    The yield curve, which refers to the usually upward sloping line that plots the interest rates of US government debt across different maturities, has been steepening for several weeks amid expectations of additional government stimulus that could help the economy and require more borrowing by the Treasury.

    The extra supply of US debt could pressure Treasury prices and push up yields, which move in the opposite direction.

    A steepening curve, when longer-dated yields rise faster than shorter-dated ones, typically signals higher inflation and brighter economic prospects.

    Bond investors have started to price in a victory for Democratic challenger Joe Biden over President Donald Trump, an outcome which could mean billions of dollars of additional COVID-19 stimulus, aid for state and local governments, and infrastructure spending.

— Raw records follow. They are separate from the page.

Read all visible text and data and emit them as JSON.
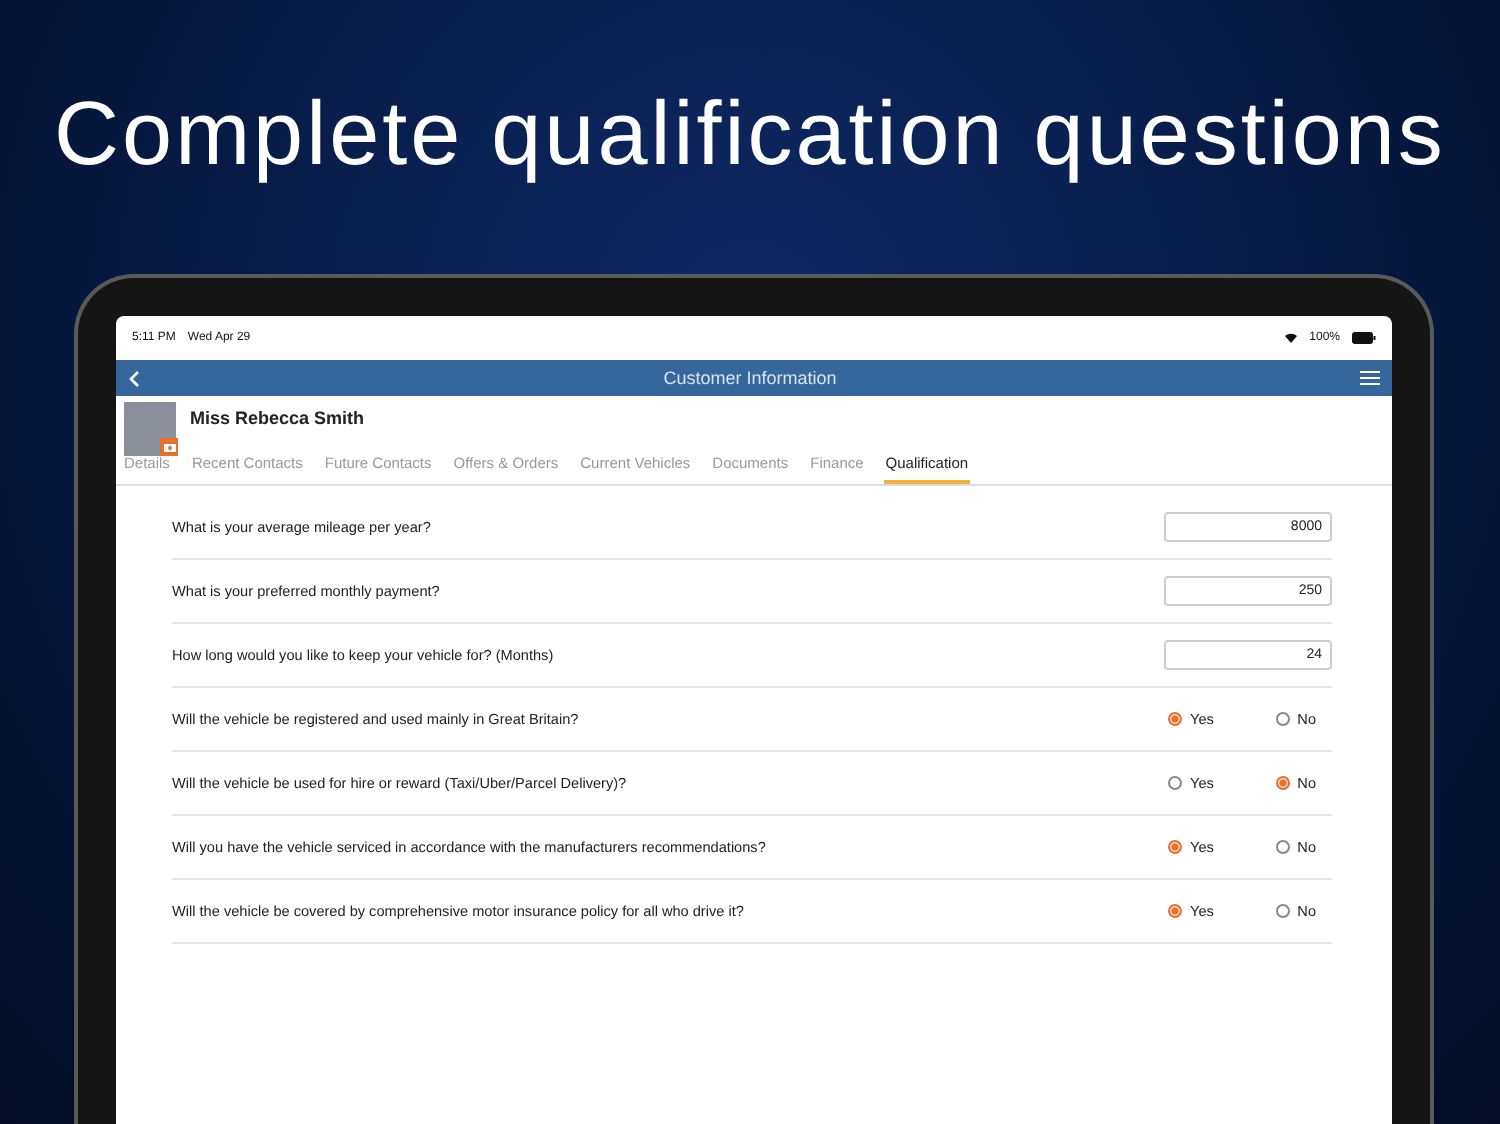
{
  "headline": "Complete qualification questions",
  "status_bar": {
    "time": "5:11 PM",
    "date": "Wed Apr 29",
    "battery": "100%"
  },
  "nav_bar": {
    "title": "Customer Information"
  },
  "customer": {
    "name": "Miss Rebecca Smith"
  },
  "tabs": [
    {
      "label": "Details",
      "selected": false
    },
    {
      "label": "Recent Contacts",
      "selected": false
    },
    {
      "label": "Future Contacts",
      "selected": false
    },
    {
      "label": "Offers & Orders",
      "selected": false
    },
    {
      "label": "Current Vehicles",
      "selected": false
    },
    {
      "label": "Documents",
      "selected": false
    },
    {
      "label": "Finance",
      "selected": false
    },
    {
      "label": "Qualification",
      "selected": true
    }
  ],
  "questions": [
    {
      "kind": "number",
      "text": "What is your average mileage per year?",
      "value": "8000"
    },
    {
      "kind": "number",
      "text": "What is your preferred monthly payment?",
      "value": "250"
    },
    {
      "kind": "number",
      "text": "How long would you like to keep your vehicle for? (Months)",
      "value": "24"
    },
    {
      "kind": "choice",
      "text": "Will the vehicle be registered and used mainly in Great Britain?",
      "options": [
        {
          "label": "Yes",
          "selected": true
        },
        {
          "label": "No",
          "selected": false
        }
      ]
    },
    {
      "kind": "choice",
      "text": "Will the vehicle be used for hire or reward (Taxi/Uber/Parcel Delivery)?",
      "options": [
        {
          "label": "Yes",
          "selected": false
        },
        {
          "label": "No",
          "selected": true
        }
      ]
    },
    {
      "kind": "choice",
      "text": "Will you have the vehicle serviced in accordance with the manufacturers recommendations?",
      "options": [
        {
          "label": "Yes",
          "selected": true
        },
        {
          "label": "No",
          "selected": false
        }
      ]
    },
    {
      "kind": "choice",
      "text": "Will the vehicle be covered by comprehensive motor insurance policy for all who drive it?",
      "options": [
        {
          "label": "Yes",
          "selected": true
        },
        {
          "label": "No",
          "selected": false
        }
      ]
    }
  ]
}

    Big banks such as JP Morgan, Barclays, and BofA Securities have recommended curve steepeners, with hedge funds piling into the trade as well, analysts said, making it an already crowded bet.

    The closely watched spread between two-year and 10-year yields hit its widest since June 8 on Tuesday, up more than 30 basis points since late July. The five-year note/30-year bond spread was also more than 30 basis points wider since July.

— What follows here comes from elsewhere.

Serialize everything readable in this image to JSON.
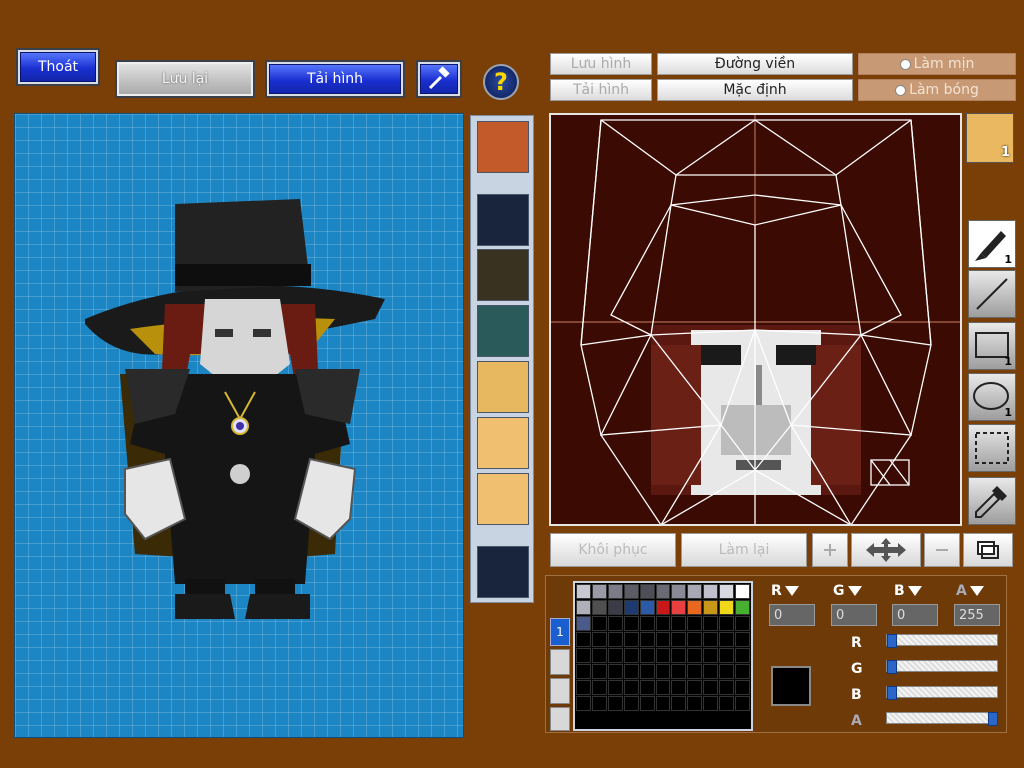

    Two weeks ago, the US 10-year note and 30-year bond yield gap hit its widest since November 2016.

    Rob Robis, chief global fixed income strategist at BCA Research, doesn’t buy the curve steepening view just yet.

    “The growth is shaky enough with so much uncertainty that the bond market is not comfortable re-pricing for higher yields and a steeper curve,” he said.

    Global coronavirus cases rose by more than 400,000 for the first time late Friday, a record one-day increase.

    Jeff Snider, head of global research, at Alhambra Investments, said the 30 basis-point widening since July in both the five-year/30-year and the two-year/10-year yield spreads is not significant compared to historical bond moves.

    “The movements are nothing more than market f luctuations,” Snider said, adding that yields are trading within narrow ranges despite massive Fed action and indicate that economic risks are still tilted to the downside.

    J.P. Morgan said in a research note that while it projects a steeper curve going into year-end, steepening positions are stretched, which poses a near-term risk.

    Kevin Muir, an independent prop trader in Toronto who broadly sees further curve steepening, thinks the market could see a 30-basis point correction “that comes out of the blue and shake some people out,” in say, the yield spread between five-year notes and 30-year bonds.

    Analysts also said a drawn-out and contested presidential election outcome could spur massive covering of shorts on the long end of the curve that could push yields lower.

    Moreover, the Fed is committed to keeping short-term rates near zero for at least another three years.

    Since March, the Fed has bought nearly $2 trillion in Treasuries, concentrating on short-dated to medium-term maturities.

    “Investors and traders are likely to be cautious in shorting the market too hard or too far with the Fed in the wings,” said Patrick Leary, chief market strategist at broker-dealer Incapital.

    Low interest rates have spurred more US companies to issue corporate debt, as demand for those bonds stayed robust despite the pandemic.

    The last thing the Fed wants to do is to scupper a recovery with higher yields that undermine corporations tr ying to raise funds in the market, BCA’s Robis said.

    For now, Fed policymakers have no plan to change the nature of their asset purchases and go for longer-dated bonds.

    But if rates were to rise too quickly, “it’s safe to assume they would make this policy shift, especially if it caused a correction in the stock market,” said Incapital’s Leary.